...and Grandma this week.

After this week's injection, which was a higher dose than last week, the radiation safety advisor met with us to discuss our safety. He used a geiger counter to take readings of Collin's levels of radiation at inches, three feet, and six feet away from him. He explained that the closer we got to Collin, the higher the amount of radiation we would be exposed to. The levels of radiation decrease over a few days. So some of the safety guidelines we were given include the following:
-On the day of injection, Collin should be kept a maximum distance from others, and avoid public transportation.
-For one day following the injection, Collin should avoid public places; maximize distance (6 feet) away from other children and pregnant women; and maximize distance (3 feet) from other people.
-For two days following the injection, Collin should sleep 6 feet away from anyone else.
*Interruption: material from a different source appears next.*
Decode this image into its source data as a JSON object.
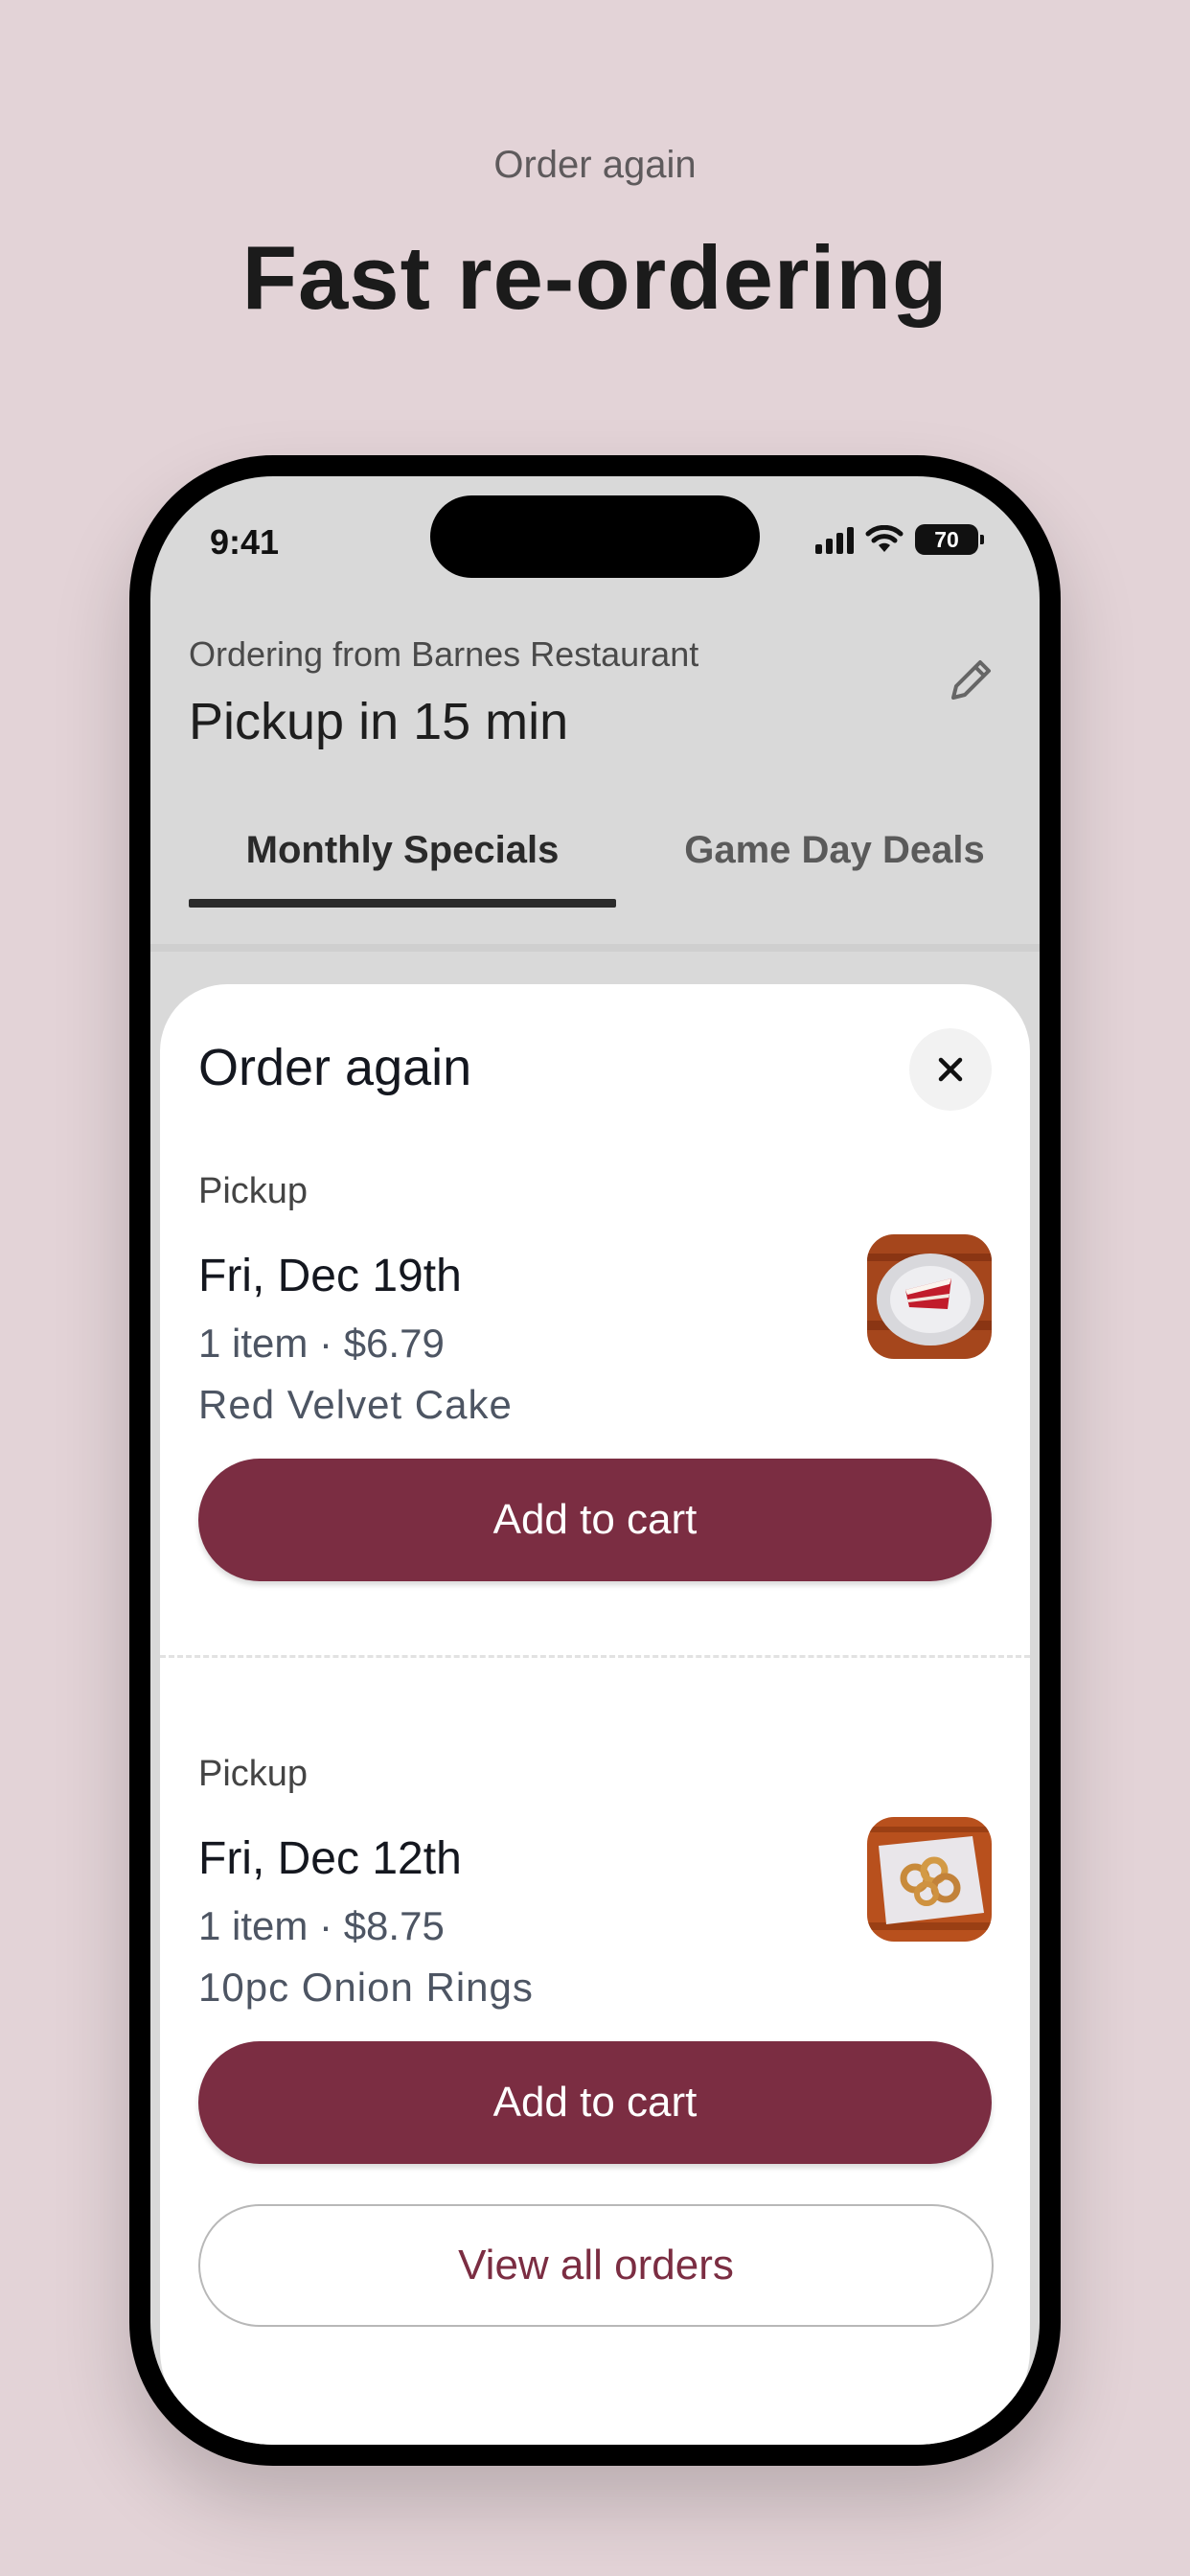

-For three days following the injection, we should not hold Collin for more than 30 minutes per day.
-For four days following the injection, Collin should not sleep with other children or pregnant women.
It's hard, especially for me, to maintain the recommended distance away from Collin, especially when he is awake and getting sick. Once he was sleeping at night, it was easier to move farther away from him. We were also given a card to carry with us that says he had received nuclear medicine and may have detectable levels of radiaton until a certain date. In some areas such as cities, bridges, airports, etc. where there are radiation detectors (normally used to detect things like dirty bombs), it may be possible for Collin to set off these detectors. The garbage trucks in NYC also have radiation detectors on them, so Collin's radioactive diapers must be kept seperate from the rest of the garbage at RMH.
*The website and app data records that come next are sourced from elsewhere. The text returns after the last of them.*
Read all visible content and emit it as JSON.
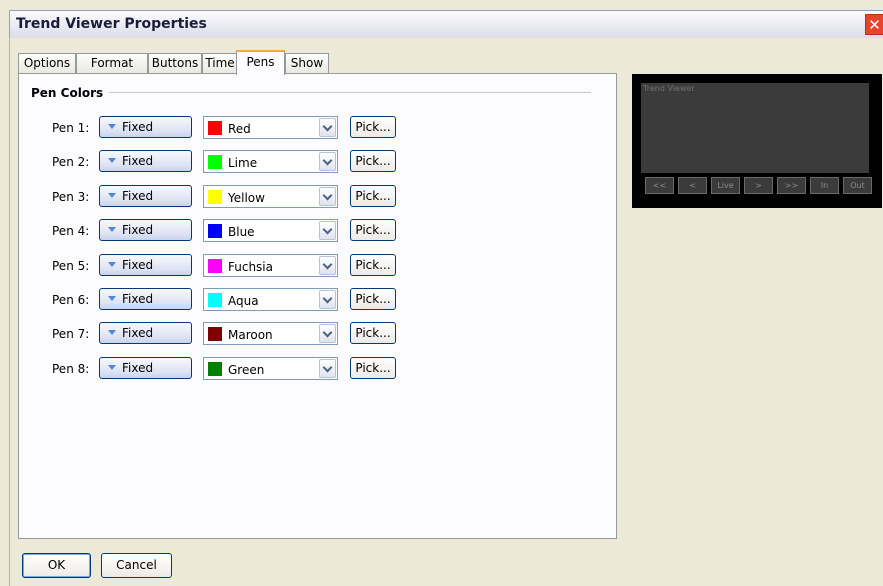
{
  "window": {
    "title": "Trend Viewer Properties",
    "close_glyph": "✕"
  },
  "tabs": [
    {
      "label": "Options"
    },
    {
      "label": "Format"
    },
    {
      "label": "Buttons"
    },
    {
      "label": "Time"
    },
    {
      "label": "Pens",
      "active": true
    },
    {
      "label": "Show"
    }
  ],
  "pen_colors": {
    "group_title": "Pen Colors",
    "pick_label": "Pick...",
    "pens": [
      {
        "label": "Pen 1:",
        "mode": "Fixed",
        "color_name": "Red",
        "color": "#ff0000"
      },
      {
        "label": "Pen 2:",
        "mode": "Fixed",
        "color_name": "Lime",
        "color": "#00ff00"
      },
      {
        "label": "Pen 3:",
        "mode": "Fixed",
        "color_name": "Yellow",
        "color": "#ffff00"
      },
      {
        "label": "Pen 4:",
        "mode": "Fixed",
        "color_name": "Blue",
        "color": "#0000ff"
      },
      {
        "label": "Pen 5:",
        "mode": "Fixed",
        "color_name": "Fuchsia",
        "color": "#ff00ff"
      },
      {
        "label": "Pen 6:",
        "mode": "Fixed",
        "color_name": "Aqua",
        "color": "#00ffff"
      },
      {
        "label": "Pen 7:",
        "mode": "Fixed",
        "color_name": "Maroon",
        "color": "#800000"
      },
      {
        "label": "Pen 8:",
        "mode": "Fixed",
        "color_name": "Green",
        "color": "#008000"
      }
    ]
  },
  "preview": {
    "plot_title": "Trend Viewer",
    "buttons": [
      "<<",
      "<",
      "Live",
      ">",
      ">>",
      "In",
      "Out"
    ]
  },
  "footer": {
    "ok_label": "OK",
    "cancel_label": "Cancel"
  }
}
We had been told that the first injection is the worst as far as how sick it would make Collin, even though it is just a small test dose. Typically each subsequent dose is easier. Collin got his injection at 2:00 pm, and by 2:20 he was throwing up. However, it was less frequent and for a shorter duration than the week before. He was discharged earlier than the week before, and had stopped throwing up by the time we returned to our room at RMH. He even wanted to eat dinner once we were back in the room, so I fed him and he kept everything down. He slept well that night, and after making sure he was still ok the next morning, we came home. Thanks to a cab driver who I'm pretty sure was trying to pad his fare, and the ridiculously slow track notification system at Penn Station, it was not the smoothest of trips, but we made it. The traveling back and forth and being away from home is getting tiring quickly. Neya is also feeling more neglected, and is acting out more at home. I will be very glad when this month is over.

A little less sick after the second injection.